Defining and Addressing Food Deserts
Do you or your loved one find it difficult to find fresh, healthy foods like fruits and vegetables? You may live in a food desert. If this term is new or confusing to you, consider these facts:
Factors that Contribute to Food Deserts
Distance: In some places, healthy options are not easily accessed because grocery stores are too far away. With grocery stores 10 or 20 miles away, individuals purchase a larger proportion of their meals from fast-food restaurants or convenience stores. At these places, most food items are highly processed and have lower nutritional value.
Transportation: For some individuals, especially older adults, healthy food may be available at nearby stores, but not accessible. This may be the case if there is limited public transportation or if the senior does not have car or does not drive. For these individuals 5 miles is not much different from 20 miles. For seniors that live even less than a mile from a grocery store, it can still be inaccessible if there are no sidewalks, if neighborhood crime is a concern, or if a disability prevents someone from walking that far.
Affordability: It is important to understand that even if an individual has access to a grocery store, they may have limited ability to purchase the healthy options if the healthy options are drastically more expensive than the alternative less healthy options. If there are only a few dollars left after paying for housing and transportation costs, a senior may choose to purchase a hamburger rather than a salad if the salad is more expensive.
Addressing Food Deserts
Fresh Foods in the Community (Farmers’ markets) Bringing farmers’ markets to lower income or isolated areas is one strategy to alleviate the problems caused by food deserts. Farmers' markets allow local farmers an opportunity to sell their fresh produce and allow community members to buy them at prices lower than or comparable to grocery stores. Consider checking if there is a local farmers' market in your community.
Promote Healthy Eating There are individuals that argue that increased availability and lower costs is not enough. To convince people, especially older adults, to trade in their easy to access, inexpensive, tasty food for healthier options may require convincing.

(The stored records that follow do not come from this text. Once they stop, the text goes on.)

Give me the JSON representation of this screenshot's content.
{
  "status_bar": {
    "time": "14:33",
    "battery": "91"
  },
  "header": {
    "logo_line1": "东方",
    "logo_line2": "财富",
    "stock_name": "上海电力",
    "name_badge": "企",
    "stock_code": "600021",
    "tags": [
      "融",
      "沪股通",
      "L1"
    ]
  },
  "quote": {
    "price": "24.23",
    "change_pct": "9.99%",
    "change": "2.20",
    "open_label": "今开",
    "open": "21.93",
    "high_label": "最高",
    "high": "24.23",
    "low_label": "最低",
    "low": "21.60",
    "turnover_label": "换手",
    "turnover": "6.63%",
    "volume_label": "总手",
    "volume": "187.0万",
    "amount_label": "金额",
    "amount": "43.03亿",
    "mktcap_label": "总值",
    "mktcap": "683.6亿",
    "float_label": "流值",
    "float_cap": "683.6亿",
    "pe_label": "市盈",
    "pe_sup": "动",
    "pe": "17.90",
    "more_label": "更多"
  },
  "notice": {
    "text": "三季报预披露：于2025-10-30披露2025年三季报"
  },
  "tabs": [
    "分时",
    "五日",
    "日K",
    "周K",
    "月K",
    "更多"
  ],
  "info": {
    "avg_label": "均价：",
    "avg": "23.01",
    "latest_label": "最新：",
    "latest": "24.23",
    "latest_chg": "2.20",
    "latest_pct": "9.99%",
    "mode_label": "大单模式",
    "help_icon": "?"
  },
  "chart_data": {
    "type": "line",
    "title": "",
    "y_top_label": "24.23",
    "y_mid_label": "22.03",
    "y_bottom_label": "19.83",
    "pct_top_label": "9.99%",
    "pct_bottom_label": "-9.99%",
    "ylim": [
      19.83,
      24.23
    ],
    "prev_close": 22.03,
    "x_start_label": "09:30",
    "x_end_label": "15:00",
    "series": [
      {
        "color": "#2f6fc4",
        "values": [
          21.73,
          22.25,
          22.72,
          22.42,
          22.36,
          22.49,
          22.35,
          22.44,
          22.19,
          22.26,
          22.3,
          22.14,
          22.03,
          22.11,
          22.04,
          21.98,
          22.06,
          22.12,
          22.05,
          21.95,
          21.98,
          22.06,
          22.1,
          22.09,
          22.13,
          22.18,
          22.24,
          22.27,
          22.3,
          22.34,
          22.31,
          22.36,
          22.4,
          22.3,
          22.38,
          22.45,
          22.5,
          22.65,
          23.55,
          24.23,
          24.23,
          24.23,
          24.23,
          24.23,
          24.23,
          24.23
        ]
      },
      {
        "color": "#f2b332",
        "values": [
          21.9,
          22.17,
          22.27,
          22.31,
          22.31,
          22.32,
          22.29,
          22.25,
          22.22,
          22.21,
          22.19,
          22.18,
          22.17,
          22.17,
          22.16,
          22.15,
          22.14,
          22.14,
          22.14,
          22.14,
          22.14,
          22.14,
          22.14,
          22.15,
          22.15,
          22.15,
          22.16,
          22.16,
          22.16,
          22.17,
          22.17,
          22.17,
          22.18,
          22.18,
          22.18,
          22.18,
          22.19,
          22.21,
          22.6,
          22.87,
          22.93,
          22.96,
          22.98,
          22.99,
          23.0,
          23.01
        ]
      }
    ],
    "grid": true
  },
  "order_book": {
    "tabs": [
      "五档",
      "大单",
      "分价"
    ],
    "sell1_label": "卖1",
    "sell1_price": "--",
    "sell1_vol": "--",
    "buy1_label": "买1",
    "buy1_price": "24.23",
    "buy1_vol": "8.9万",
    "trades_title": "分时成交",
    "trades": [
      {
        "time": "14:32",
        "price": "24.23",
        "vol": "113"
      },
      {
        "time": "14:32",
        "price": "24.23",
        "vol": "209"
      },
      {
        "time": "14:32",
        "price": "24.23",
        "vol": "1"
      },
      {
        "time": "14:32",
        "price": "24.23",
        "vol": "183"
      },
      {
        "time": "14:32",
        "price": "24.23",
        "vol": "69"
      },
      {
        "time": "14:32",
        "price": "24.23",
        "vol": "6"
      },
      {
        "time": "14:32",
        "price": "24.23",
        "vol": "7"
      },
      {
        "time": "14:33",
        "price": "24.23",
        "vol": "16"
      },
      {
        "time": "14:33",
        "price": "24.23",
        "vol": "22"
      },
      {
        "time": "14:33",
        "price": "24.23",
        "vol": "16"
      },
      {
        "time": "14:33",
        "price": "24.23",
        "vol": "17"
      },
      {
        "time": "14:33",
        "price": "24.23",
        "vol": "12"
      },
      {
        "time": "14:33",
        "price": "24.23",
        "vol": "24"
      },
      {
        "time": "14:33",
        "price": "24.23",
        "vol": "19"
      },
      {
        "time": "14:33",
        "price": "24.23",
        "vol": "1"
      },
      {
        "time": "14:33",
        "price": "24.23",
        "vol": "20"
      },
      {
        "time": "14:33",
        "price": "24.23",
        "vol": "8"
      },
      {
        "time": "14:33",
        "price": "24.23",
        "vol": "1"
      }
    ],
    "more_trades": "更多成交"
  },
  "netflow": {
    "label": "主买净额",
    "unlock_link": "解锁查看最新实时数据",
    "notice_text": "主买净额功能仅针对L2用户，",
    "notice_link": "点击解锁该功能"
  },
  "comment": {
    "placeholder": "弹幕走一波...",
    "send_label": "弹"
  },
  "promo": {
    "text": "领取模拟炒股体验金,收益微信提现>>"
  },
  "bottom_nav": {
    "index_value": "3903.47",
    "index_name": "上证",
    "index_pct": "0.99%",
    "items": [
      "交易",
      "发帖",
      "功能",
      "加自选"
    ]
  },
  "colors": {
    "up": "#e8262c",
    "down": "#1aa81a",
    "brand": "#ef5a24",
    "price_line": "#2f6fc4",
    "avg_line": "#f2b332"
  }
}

It may be beneficial for you to educate your loved one about the components of a healthy diet and the reasons why spending the extra time and money to eat healthier is worth it. Check out our resources on nutrition to learn more.